5 Reasons Why Couponing Sucks – Scary Mommy

5 Reasons Why Couponing Sucks

couponing grocery shopping

sdominick / iStock

With our house in foreclosure and my finances still in ruins two years post-divorce, I’ve been seeking ways to seriously reduce spending. Recently, I started taking out cash at the beginning of each week and using it for all purchases instead of plastic, because I have more control this way. I also started a daily expense log where I document every dollar spent to illuminate where I waste money (though, if I’m being honest, I may omit the occasional bottle of wine).

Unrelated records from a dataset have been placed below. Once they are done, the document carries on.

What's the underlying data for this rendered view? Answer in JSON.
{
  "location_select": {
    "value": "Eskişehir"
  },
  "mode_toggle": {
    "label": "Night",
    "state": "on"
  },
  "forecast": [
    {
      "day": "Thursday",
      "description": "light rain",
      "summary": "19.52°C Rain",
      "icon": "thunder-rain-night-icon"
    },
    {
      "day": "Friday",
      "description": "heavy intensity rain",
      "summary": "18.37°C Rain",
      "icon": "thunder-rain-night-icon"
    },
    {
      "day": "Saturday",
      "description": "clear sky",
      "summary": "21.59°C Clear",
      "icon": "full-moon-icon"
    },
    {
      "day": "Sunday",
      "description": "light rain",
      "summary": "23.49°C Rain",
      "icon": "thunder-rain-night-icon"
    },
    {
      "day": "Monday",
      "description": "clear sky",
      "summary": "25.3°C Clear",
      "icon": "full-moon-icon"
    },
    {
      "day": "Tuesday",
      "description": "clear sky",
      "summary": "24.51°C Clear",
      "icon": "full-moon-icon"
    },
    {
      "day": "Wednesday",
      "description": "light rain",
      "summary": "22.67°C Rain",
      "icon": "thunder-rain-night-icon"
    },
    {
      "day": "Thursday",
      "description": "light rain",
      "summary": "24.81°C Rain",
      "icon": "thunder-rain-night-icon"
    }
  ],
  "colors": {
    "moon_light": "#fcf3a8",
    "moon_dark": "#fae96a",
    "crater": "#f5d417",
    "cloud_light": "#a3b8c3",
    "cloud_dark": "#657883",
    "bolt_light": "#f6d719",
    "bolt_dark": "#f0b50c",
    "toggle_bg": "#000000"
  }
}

This past week I did something radical however. I bought a Sunday paper with the intention of clipping coupons. But once I got the kids to bed and sat down with my scissors in hand, I lost my inspiration. Instead, I posted something on Facebook about the colossal waste of time that is couponing. I wasn’t prepared for the fallout however. I think a racial slur would have received less response. Apparently, a lot of mommies I know have some strong opinions on the subject. So after reading all the comments and rather stern private messages, I reconsidered.

Yesterday, I went grocery shopping armed with a freezer bag full of coupons I clipped from both the paper and the internet. I used a coupon for almost every item I bought, or I chose items that were already marked down by the store. My savings were thrilling. I get it now. Nevertheless, shopping with coupons sucks and here’s why:

1. The Embarrassment

I aspire to be able to waltz up to the register at a Whole Foods with a cart full of all organic, healthy foods and not bat an eye at the total cost. Instead, my first day couponing, I hung my head in shame at my local grocery store as I apologetically handed over a stack of coupons while the older woman behind me sighed in annoyance. I don’t want to hold up the line, inconvenience anyone, or draw further attention to the fact that I am trying to cut spending these days.

2. The Time Investment

As a divorced, working mom of three young children, I don’t have time to search for savings online or comparison shop. I also can’t spend a lot of time in a store with kids in tow. While the 3-year-old stuffed himself with Oreos yesterday in the cart, I frantically searched through my collection of coupons in the aisle trying to match products on the shelves with the tiny print. I got lucky this time—the kid was extremely patient.

3. The Inconvenience

I don’t buy newspapers regularly, and I don’t have a printer at home. And while I know it’s the way of the world now, I am frustrated by the growing number of stores that are insisting I get an app to save. I’d rather use what limited storage I have on my phone for pictures and videos of my kids. Besides, getting an app requires first remembering my password for my phone, something I am simply incapable of doing for some reason. And what about those people (they must exist) who don’t have smartphones? They don’t get the savings? It just doesn’t seem fair.

4. The Absence of Healthy Foods

My biggest frustration with couponing is that most of the savings I have found are for foods that are processed and unhealthy and typically not foods I buy—like the aforementioned Oreos. Where are the coupons for organic foods? The one exception I found was for organic chicken breasts, but for some unknown reason I kept getting an error message when I tried to print it.

5. Buying in Bulk Is Not an Option

The children and I live in a little house and are preparing to move to an even smaller apartment when the eviction notice arrives. Buying in bulk is not an option and even if it were, who needs three boxes of cereal or 24 rolls of toilet paper at one time? While the savings are tempting, these coupons are just not practical for our limited space.

Bottom line, I think this entire system is flawed. We should all be entitled to the same price for healthy foods without having to play these games. But I am not going to convince the powers that be with my complaints, and yesterday I got a taste of the money that can be saved despite these drawbacks. So I will continue couponing. I am sold, but I don’t like it one bit.

Maybe I’ll treat myself with my savings from yesterday—a little indulgence. I wonder if there are coupons for wine. Now those coupons would be highly worth the trouble.